== Segment start ==

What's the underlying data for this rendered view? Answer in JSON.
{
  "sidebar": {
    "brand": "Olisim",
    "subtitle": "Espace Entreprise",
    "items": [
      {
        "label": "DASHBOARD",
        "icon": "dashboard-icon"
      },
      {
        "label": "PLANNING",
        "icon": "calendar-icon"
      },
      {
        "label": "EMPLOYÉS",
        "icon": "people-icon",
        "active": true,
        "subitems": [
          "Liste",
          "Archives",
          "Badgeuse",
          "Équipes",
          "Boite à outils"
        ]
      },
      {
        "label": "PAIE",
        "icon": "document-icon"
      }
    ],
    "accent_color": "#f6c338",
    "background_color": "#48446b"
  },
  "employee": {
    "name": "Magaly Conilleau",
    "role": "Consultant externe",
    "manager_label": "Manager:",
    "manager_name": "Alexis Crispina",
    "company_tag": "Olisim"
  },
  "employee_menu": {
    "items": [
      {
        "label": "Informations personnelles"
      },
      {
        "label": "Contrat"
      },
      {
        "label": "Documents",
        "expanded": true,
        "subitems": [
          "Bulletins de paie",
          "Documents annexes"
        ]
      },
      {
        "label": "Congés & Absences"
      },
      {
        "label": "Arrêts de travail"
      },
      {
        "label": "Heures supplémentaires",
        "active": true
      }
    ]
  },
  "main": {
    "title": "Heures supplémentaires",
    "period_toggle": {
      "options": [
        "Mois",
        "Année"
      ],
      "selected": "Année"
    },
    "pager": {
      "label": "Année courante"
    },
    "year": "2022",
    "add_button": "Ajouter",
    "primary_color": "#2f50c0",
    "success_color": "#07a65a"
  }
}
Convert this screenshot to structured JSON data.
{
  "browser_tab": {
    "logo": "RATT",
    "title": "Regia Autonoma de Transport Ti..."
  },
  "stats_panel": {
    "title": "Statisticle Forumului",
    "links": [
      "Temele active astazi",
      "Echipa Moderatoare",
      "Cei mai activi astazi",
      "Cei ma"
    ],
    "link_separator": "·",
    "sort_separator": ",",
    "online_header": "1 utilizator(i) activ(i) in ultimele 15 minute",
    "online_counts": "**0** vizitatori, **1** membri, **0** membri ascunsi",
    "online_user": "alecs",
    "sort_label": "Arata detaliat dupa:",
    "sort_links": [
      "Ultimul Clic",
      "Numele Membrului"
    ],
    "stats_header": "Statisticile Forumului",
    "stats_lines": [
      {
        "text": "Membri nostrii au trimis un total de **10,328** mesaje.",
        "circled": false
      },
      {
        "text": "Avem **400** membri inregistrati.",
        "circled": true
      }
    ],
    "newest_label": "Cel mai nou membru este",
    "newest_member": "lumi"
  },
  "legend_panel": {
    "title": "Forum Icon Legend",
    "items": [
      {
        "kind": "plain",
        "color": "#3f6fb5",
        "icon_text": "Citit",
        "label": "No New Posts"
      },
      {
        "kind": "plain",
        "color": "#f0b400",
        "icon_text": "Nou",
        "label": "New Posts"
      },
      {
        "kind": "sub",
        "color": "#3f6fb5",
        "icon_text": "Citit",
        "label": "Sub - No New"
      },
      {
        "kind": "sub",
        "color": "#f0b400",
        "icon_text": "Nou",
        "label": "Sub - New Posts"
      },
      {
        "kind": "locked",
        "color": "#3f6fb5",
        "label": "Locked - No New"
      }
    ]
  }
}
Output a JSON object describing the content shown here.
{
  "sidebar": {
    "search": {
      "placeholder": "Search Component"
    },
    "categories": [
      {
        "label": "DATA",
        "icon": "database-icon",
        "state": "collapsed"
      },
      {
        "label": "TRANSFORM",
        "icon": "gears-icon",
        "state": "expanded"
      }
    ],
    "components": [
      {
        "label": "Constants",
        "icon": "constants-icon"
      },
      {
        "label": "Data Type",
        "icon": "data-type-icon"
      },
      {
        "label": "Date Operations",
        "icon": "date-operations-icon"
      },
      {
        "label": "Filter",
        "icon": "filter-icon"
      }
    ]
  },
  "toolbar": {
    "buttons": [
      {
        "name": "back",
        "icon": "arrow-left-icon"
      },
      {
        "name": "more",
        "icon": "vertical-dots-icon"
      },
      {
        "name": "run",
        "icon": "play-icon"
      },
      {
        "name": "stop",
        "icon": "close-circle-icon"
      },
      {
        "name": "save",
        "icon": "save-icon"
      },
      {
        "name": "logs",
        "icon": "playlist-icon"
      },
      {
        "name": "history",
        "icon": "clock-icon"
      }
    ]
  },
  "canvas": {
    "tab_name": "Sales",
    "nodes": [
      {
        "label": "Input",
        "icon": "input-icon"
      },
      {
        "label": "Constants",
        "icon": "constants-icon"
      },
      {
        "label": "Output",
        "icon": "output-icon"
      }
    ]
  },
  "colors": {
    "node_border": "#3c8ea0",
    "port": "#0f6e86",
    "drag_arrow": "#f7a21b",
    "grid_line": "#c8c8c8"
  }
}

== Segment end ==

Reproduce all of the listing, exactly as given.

What's the underlying data for this rendered view? Answer in JSON.
{
  "sidebar": {
    "brand": "Olisim",
    "subtitle": "Espace Entreprise",
    "items": [
      {
        "label": "DASHBOARD",
        "icon": "dashboard-icon"
      },
      {
        "label": "PLANNING",
        "icon": "calendar-icon"
      },
      {
        "label": "EMPLOYÉS",
        "icon": "people-icon",
        "active": true,
        "subitems": [
          "Liste",
          "Archives",
          "Badgeuse",
          "Équipes",
          "Boite à outils"
        ]
      },
      {
        "label": "PAIE",
        "icon": "document-icon"
      }
    ],
    "accent_color": "#f6c338",
    "background_color": "#48446b"
  },
  "employee": {
    "name": "Magaly Conilleau",
    "role": "Consultant externe",
    "manager_label": "Manager:",
    "manager_name": "Alexis Crispina",
    "company_tag": "Olisim"
  },
  "employee_menu": {
    "items": [
      {
        "label": "Informations personnelles"
      },
      {
        "label": "Contrat"
      },
      {
        "label": "Documents",
        "expanded": true,
        "subitems": [
          "Bulletins de paie",
          "Documents annexes"
        ]
      },
      {
        "label": "Congés & Absences"
      },
      {
        "label": "Arrêts de travail"
      },
      {
        "label": "Heures supplémentaires",
        "active": true
      }
    ]
  },
  "main": {
    "title": "Heures supplémentaires",
    "period_toggle": {
      "options": [
        "Mois",
        "Année"
      ],
      "selected": "Année"
    },
    "pager": {
      "label": "Année courante"
    },
    "year": "2022",
    "add_button": "Ajouter",
    "primary_color": "#2f50c0",
    "success_color": "#07a65a"
  }
}
Convert this screenshot to structured JSON data.
{
  "browser_tab": {
    "logo": "RATT",
    "title": "Regia Autonoma de Transport Ti..."
  },
  "stats_panel": {
    "title": "Statisticle Forumului",
    "links": [
      "Temele active astazi",
      "Echipa Moderatoare",
      "Cei mai activi astazi",
      "Cei ma"
    ],
    "link_separator": "·",
    "sort_separator": ",",
    "online_header": "1 utilizator(i) activ(i) in ultimele 15 minute",
    "online_counts": "**0** vizitatori, **1** membri, **0** membri ascunsi",
    "online_user": "alecs",
    "sort_label": "Arata detaliat dupa:",
    "sort_links": [
      "Ultimul Clic",
      "Numele Membrului"
    ],
    "stats_header": "Statisticile Forumului",
    "stats_lines": [
      {
        "text": "Membri nostrii au trimis un total de **10,328** mesaje.",
        "circled": false
      },
      {
        "text": "Avem **400** membri inregistrati.",
        "circled": true
      }
    ],
    "newest_label": "Cel mai nou membru este",
    "newest_member": "lumi"
  },
  "legend_panel": {
    "title": "Forum Icon Legend",
    "items": [
      {
        "kind": "plain",
        "color": "#3f6fb5",
        "icon_text": "Citit",
        "label": "No New Posts"
      },
      {
        "kind": "plain",
        "color": "#f0b400",
        "icon_text": "Nou",
        "label": "New Posts"
      },
      {
        "kind": "sub",
        "color": "#3f6fb5",
        "icon_text": "Citit",
        "label": "Sub - No New"
      },
      {
        "kind": "sub",
        "color": "#f0b400",
        "icon_text": "Nou",
        "label": "Sub - New Posts"
      },
      {
        "kind": "locked",
        "color": "#3f6fb5",
        "label": "Locked - No New"
      }
    ]
  }
}
Output a JSON object describing the content shown here.
{
  "sidebar": {
    "search": {
      "placeholder": "Search Component"
    },
    "categories": [
      {
        "label": "DATA",
        "icon": "database-icon",
        "state": "collapsed"
      },
      {
        "label": "TRANSFORM",
        "icon": "gears-icon",
        "state": "expanded"
      }
    ],
    "components": [
      {
        "label": "Constants",
        "icon": "constants-icon"
      },
      {
        "label": "Data Type",
        "icon": "data-type-icon"
      },
      {
        "label": "Date Operations",
        "icon": "date-operations-icon"
      },
      {
        "label": "Filter",
        "icon": "filter-icon"
      }
    ]
  },
  "toolbar": {
    "buttons": [
      {
        "name": "back",
        "icon": "arrow-left-icon"
      },
      {
        "name": "more",
        "icon": "vertical-dots-icon"
      },
      {
        "name": "run",
        "icon": "play-icon"
      },
      {
        "name": "stop",
        "icon": "close-circle-icon"
      },
      {
        "name": "save",
        "icon": "save-icon"
      },
      {
        "name": "logs",
        "icon": "playlist-icon"
      },
      {
        "name": "history",
        "icon": "clock-icon"
      }
    ]
  },
  "canvas": {
    "tab_name": "Sales",
    "nodes": [
      {
        "label": "Input",
        "icon": "input-icon"
      },
      {
        "label": "Constants",
        "icon": "constants-icon"
      },
      {
        "label": "Output",
        "icon": "output-icon"
      }
    ]
  },
  "colors": {
    "node_border": "#3c8ea0",
    "port": "#0f6e86",
    "drag_arrow": "#f7a21b",
    "grid_line": "#c8c8c8"
  }
}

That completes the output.